Due to their molecular structure and the associated thermal properties, thermoplastics have a special position among polymer materials. They are both meltable and plastically formable. This behavior enables the welding of two thermoplastic polymers. However, this requires a minimum chemical and thermal compatibility of the two materials. In addition, the melting areas of the two materials to be welded must overlap. This is particularly the case when joining thermoplastics of the same type. The selection of the individual polymers for mixed material welds is much more difficult and usually requires detailed investigations.

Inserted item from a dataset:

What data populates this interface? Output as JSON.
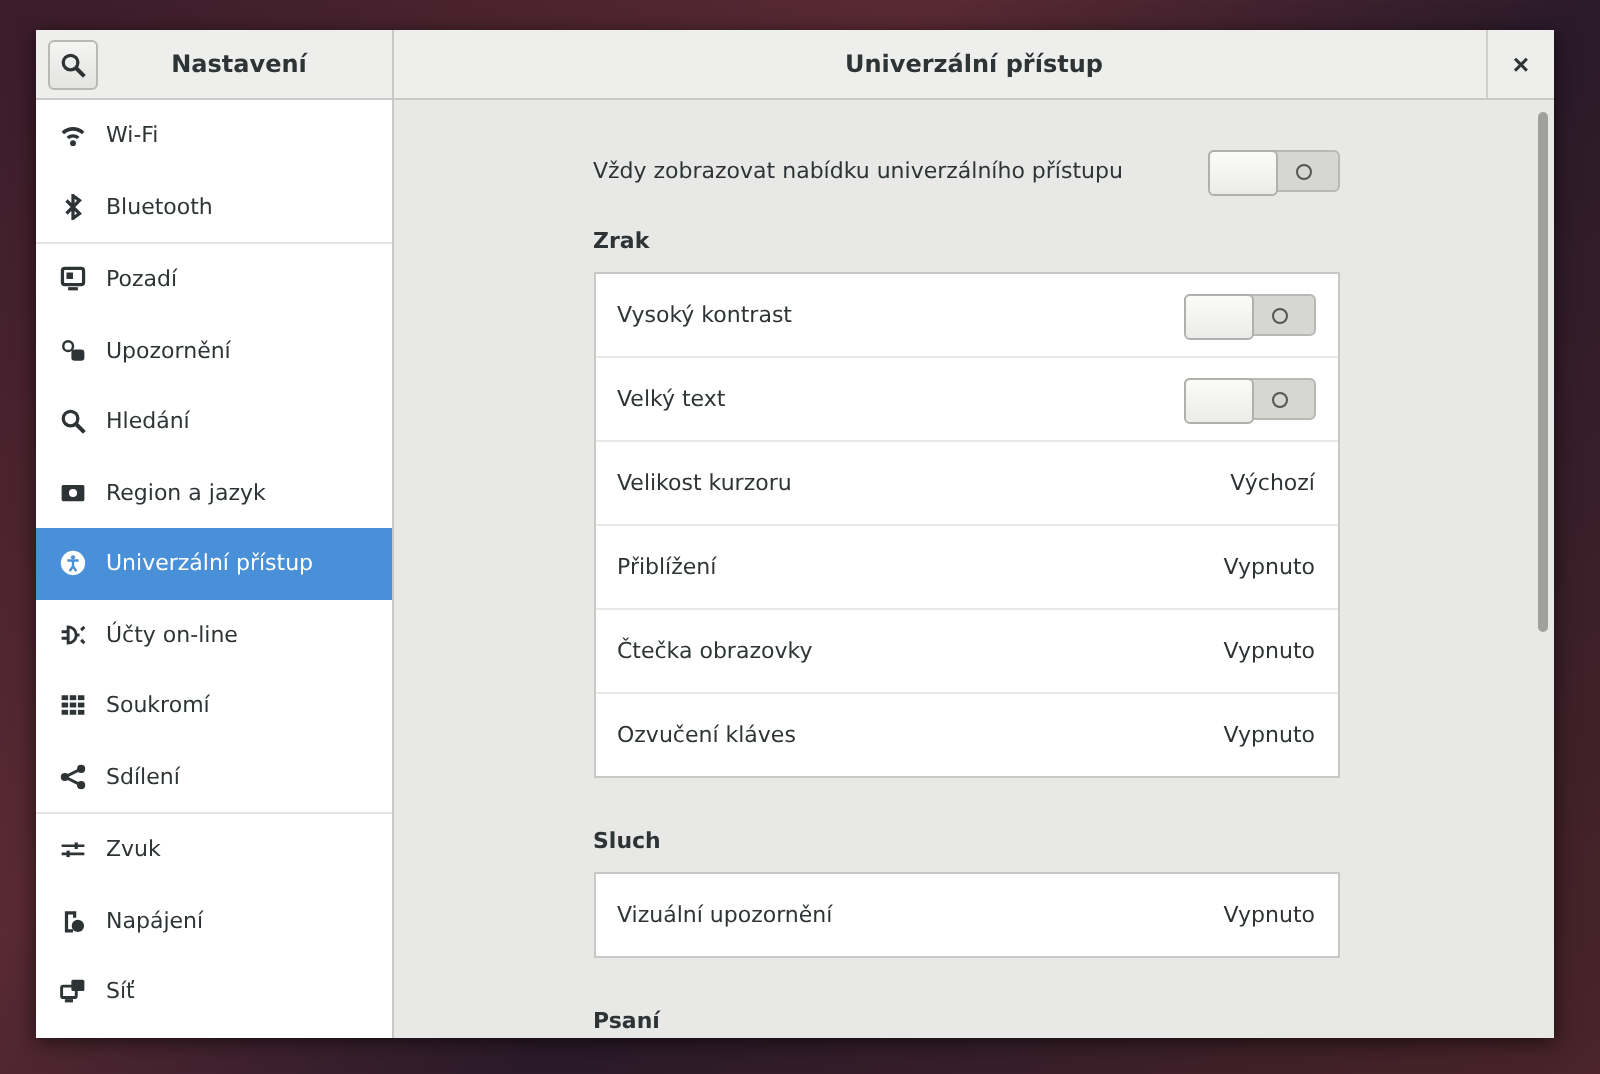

MOLECULAR ORDER ANS TRANSMISSION – at certain wavelengths, amorphous thermoplastics absorb only a small fraction of the incident laser radiation. In contrast, the optical properties of semi-crystalline thermoplastics differ significantly from those of amorphous ones. The crystalline superstructures present there cause multiple non-directional reflection of the laser radiation (scattering). The absorption coefficient increases with increasing degree of crystallization. The reflection of IR radiation by the material itself is greater in semi-crystalline thermoplastics than in amorphous ones. The wavelengths commonly used for laser welding are also partially absorbed, reflected and scattered in an uncolored and unfilled plastic.
Plastics are rarely used in their pure form. Usually, mechanical and thermal as well as optical adjustments are made to the polymer. Part 2 of this article is devoted to this aspect.